For your convenience, we accept cash, personal checks, money orders, and most major credit cards. Payment is expected at the time services are performed. Feel free to contact our office if your treatment plan requires more comprehensive dental work and you want to discuss financial arrangements.
We file dental insurance as a courtesy to our patients.
We do not have a contract with your insurance company; only you and your employer do. We are not responsible for how your insurance company handles its claims or for what benefits they pay on a claim. We can only assist you in estimating your portion of the cost of treatment. We can’t guarantee what your insurance will or will not do with each claim. We also can’t be responsible for any errors in filing your insurance. Claims filing is a courtesy service.
No insurance pays 100% of all procedures.
Dental insurance is meant to be an aid in receiving dental care. Many patients think that their insurance pays 90%-100% of all dental fees. This is not true!
Most plans only pay between 50%-80% of the average total fee. Some pay more; some pay less. The percentage paid is usually determined by how much you or your employer has paid for coverage, or the type of contract your employer has set up with the insurance company.
Insurance benefits are not determined by our office.
You may have noticed that sometimes your dental insurer reimburses you or the dentist at a lower rate than the dentist’s actual fee. Frequently, insurance companies state that the reimbursement was reduced because your dentist’s fee has exceeded the usual, customary, or reasonable fee (“UCR”) used by the company.
A statement such as this gives the impression that any fee greater than the amount paid by the insurance company is unreasonable, or well above what most dentists in the area charge for a certain service. This can be misleading and simply is not accurate.
Insurance companies set their own schedules, and each company determines the fees they consider allowable. These allowable fees may vary widely, because each company col-md-6lects fee information from claims it processes. The insurance company then takes this data and arbitrarily chooses a level they call the “allowable” UCR Fee.
Frequently, this data can be three to five years old and the “allowable” fees are set so the insurance company can make a net 20%-30% profit.
Unfortunately, the language used by your insurance company may make it seem that your dentist is “overcharging.” Often, the insurer is “underpaying” or their benefits are low.

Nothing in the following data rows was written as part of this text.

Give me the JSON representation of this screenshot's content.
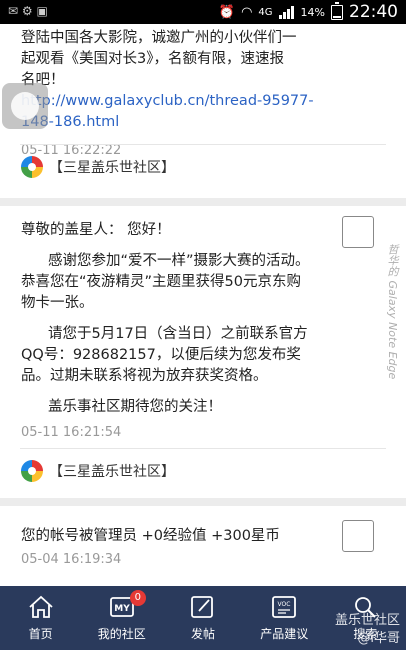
{
  "status_bar": {
    "network": "4G",
    "battery": "14%",
    "time": "22:40"
  },
  "message1": {
    "lines": [
      "登陆中国各大影院，诚邀广州的小伙伴们一",
      "起观看《美国对长3》，名额有限，速速报",
      "名吧！"
    ],
    "link_lines": [
      "http://www.galaxyclub.cn/thread-95977-",
      "148-186.html"
    ],
    "timestamp": "05-11 16:22:22",
    "source": "【三星盖乐世社区】"
  },
  "message2": {
    "greeting": "尊敬的盖星人：  您好！",
    "para1": [
      "感谢您参加“爱不一样”摄影大赛的活动。",
      "恭喜您在“夜游精灵”主题里获得50元京东购",
      "物卡一张。"
    ],
    "para2": [
      "请您于5月17日（含当日）之前联系官方",
      "QQ号：928682157，以便后续为您发布奖",
      "品。过期未联系将视为放弃获奖资格。"
    ],
    "para3": "盖乐事社区期待您的关注！",
    "timestamp": "05-11 16:21:54",
    "source": "【三星盖乐世社区】"
  },
  "message3": {
    "text": "您的帐号被管理员 +0经验值 +300星币",
    "timestamp": "05-04 16:19:34"
  },
  "watermark": {
    "vertical": "哲华的 Galaxy Note Edge",
    "bottom_line1": "盖乐世社区",
    "bottom_line2": "@i华哥"
  },
  "bottom_nav": {
    "items": [
      {
        "label": "首页",
        "icon": "home-icon"
      },
      {
        "label": "我的社区",
        "icon": "my-community-icon",
        "badge": "0",
        "icon_text": "MY"
      },
      {
        "label": "发帖",
        "icon": "compose-icon"
      },
      {
        "label": "产品建议",
        "icon": "feedback-icon",
        "icon_text": "VOC"
      },
      {
        "label": "搜索",
        "icon": "search-icon"
      }
    ]
  },
  "colors": {
    "nav_bg": "#2a3a5c",
    "link": "#2c63c4",
    "badge": "#e53935"
  }
}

Note that, in general, a less expensive insurance policy will apply a lower usual, customary, or reasonable (UCR) figure.
Deductibles and co-payments must be considered.
When estimating dental benefits, deductibles and percentages are part of the cost and should be considered. To illustrate, assume the fee for service is $150.00. Assuming that the insurance company allows $150.00 as its usual and customary (UCR) fee, we can determine what benefits will be paid. First a deductible (paid by you), on average $50, is subtracted, leaving $100.00. The plan then pays 80% for this particular procedure. The insurance company will then pay 80% of $100.00, or $80.00. Out of a $150.00 fee, they will pay an estimated $80.00, leaving a remaining portion of $70.00 (to be paid by the patient). Of course, if the UCR is less than $150.00 or your plan pays only at 50%, then the insurance benefits will also be significantly less.
Most important: Please keep us informed of any insurance changes such as policy name, insurance company address, or a change of employment as these changes can definitely affect your costs.